The Egyptian Theater
The American Cinematheque programs the films at this gorgeous Egyptian Revival style theater that opened in 1922 when it was home to Hollywood’s first premiere, Robin Hood starring Douglas Fairbanks. Restored in 1998, the Hollywood landmark features an expansive courtyard complete with faux hieroglyphics, 616 comfortable seats in the main theater, great viewing angles, and an expansive courtyard. It’s a great spot to catch screenings of classic 35mm films, many of which are accompanied by Q&As with the principals. For Westsiders, the American Cinematheque also programs the Aero Theatre in Santa Monica. 6712 Hollywood Blvd., Los Angeles. (323) 461-2020.
Hollywood TCL Chinese Theatre

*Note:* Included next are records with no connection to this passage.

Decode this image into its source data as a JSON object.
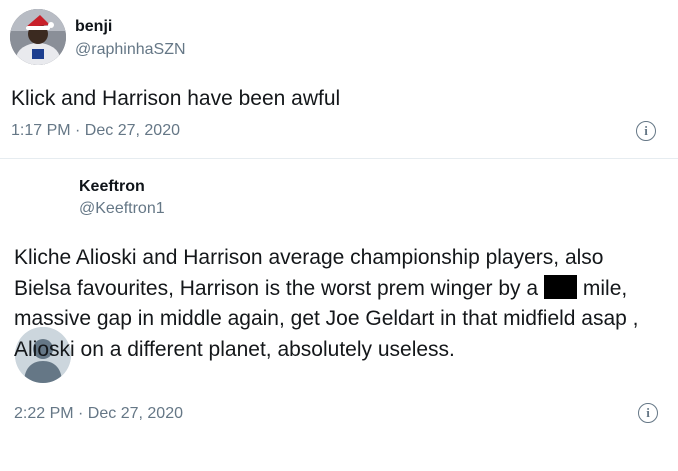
{
  "tweet1": {
    "display_name": "benji",
    "handle": "@raphinhaSZN",
    "text": "Klick and Harrison have been awful",
    "timestamp": "1:17 PM · Dec 27, 2020",
    "info_icon": "i"
  },
  "tweet2": {
    "display_name": "Keeftron",
    "handle": "@Keeftron1",
    "text_before": "Kliche Alioski and Harrison average championship players, also Bielsa favourites, Harrison is the worst prem winger by a",
    "text_after": "mile, massive gap in middle again, get Joe Geldart in that midfield asap , Alioski on a different planet, absolutely useless.",
    "timestamp": "2:22 PM · Dec 27, 2020",
    "info_icon": "i"
  },
  "colors": {
    "text": "#14171a",
    "secondary": "#657786",
    "divider": "#e6ecf0",
    "default_avatar_bg": "#ccd6dd",
    "default_avatar_fg": "#657786"
  }
}
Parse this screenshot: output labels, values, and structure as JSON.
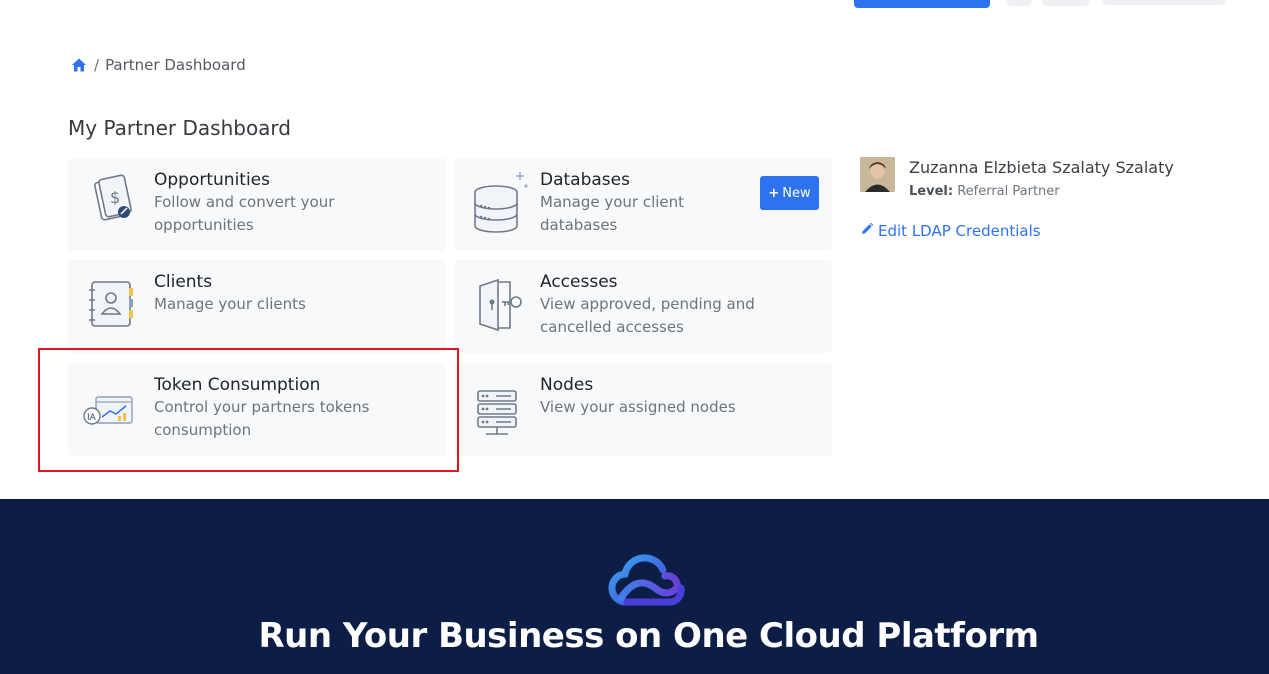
{
  "breadcrumb": {
    "current": "Partner Dashboard",
    "separator": "/"
  },
  "page_title": "My Partner Dashboard",
  "cards": [
    {
      "title": "Opportunities",
      "desc": "Follow and convert your opportunities",
      "icon": "document-dollar-icon"
    },
    {
      "title": "Databases",
      "desc": "Manage your client databases",
      "icon": "database-icon",
      "button": "New"
    },
    {
      "title": "Clients",
      "desc": "Manage your clients",
      "icon": "contact-book-icon"
    },
    {
      "title": "Accesses",
      "desc": "View approved, pending and cancelled accesses",
      "icon": "door-key-icon"
    },
    {
      "title": "Token Consumption",
      "desc": "Control your partners tokens consumption",
      "icon": "ia-analytics-icon"
    },
    {
      "title": "Nodes",
      "desc": "View your assigned nodes",
      "icon": "server-rack-icon"
    }
  ],
  "profile": {
    "name": "Zuzanna Elzbieta Szalaty Szalaty",
    "level_label": "Level:",
    "level_value": "Referral Partner",
    "edit_ldap": "Edit LDAP Credentials"
  },
  "footer": {
    "title": "Run Your Business on One Cloud Platform"
  },
  "colors": {
    "accent": "#2f72f0",
    "footer_bg": "#0c1e45",
    "highlight": "#e3141b"
  }
}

Whether it’s being blown to bits in Iron Man 3 or sitting quietly in the background in Hollywood Homicide, the former Mann’s Chinese (née Grauman’s Chinese) has been featured in dozens of Hollywood films. Dating back to 1927, it’s famous for its courtyard where hundreds of stars have left their hand and shoe prints in concrete. The theater has also played home to countless movie premieres. These days, the Chinese (as it’s still known) mainly screens modern-day blockbusters. Bought by The Creative Life (TCL) in January 2013, the theatre is undergoing seating and screen renovations to accommodate its IMAX conversion. 6925 Hollywood Blvd., Los Angeles. (323) 465-4847.
New Beverly Cinema
Bought by filmmaker Quentin Tarantino in 2007, the beloved repertory theater continues to show double features of 35mm film prints and run its popular midnight and grindhouse series of films. Featuring an encyclopedic array of films from old time westerns like True Grit to indie films like Swingers to grim foreign fare like Lars Von Trier’s Antichrist, the venue also hosts animated events, celebrity festivals, and has let directors like Edgar Wright program the venue for months at a time. 7165 Beverly Blvd., Los Angeles. (323) 938-4038.
Complete with a Wurlitzer pipe organ that was installed in 1928, the Orpheum Theatre in downtown L.A. now hosts concerts, special events, and, via the popular Last Remaining Seats series, classic movies. 842 Broadway, Los Angeles. (877) 677-4386.
Art Theatre of Long Beach
Flaunting an Art Deco style and a single screen with giant curtains, the Art Theatre of Long Beach is an architectural dream. Complete with screenings of The Rocky Horror Picture Show every Saturday evening, the theater plays independent, documentary, and foreign language films. 2025 E. 4th St., Long Beach. (562) 438-5435.
The Cinerama Dome
With its famous marquee, its curved screen, and its dome top that resembles a golf ball, the restored Cinerama Dome, which opened in 1963, is one of only three theaters in the world that shows movies in the three-projector process. Upgraded with a digital projector, the Dome remains the premiere place to catch Cinemascope masterpieces like Stanley Kubrick’s 2001: A Space Odyssey. 6360 W. Sunset Blvd., Los Angeles.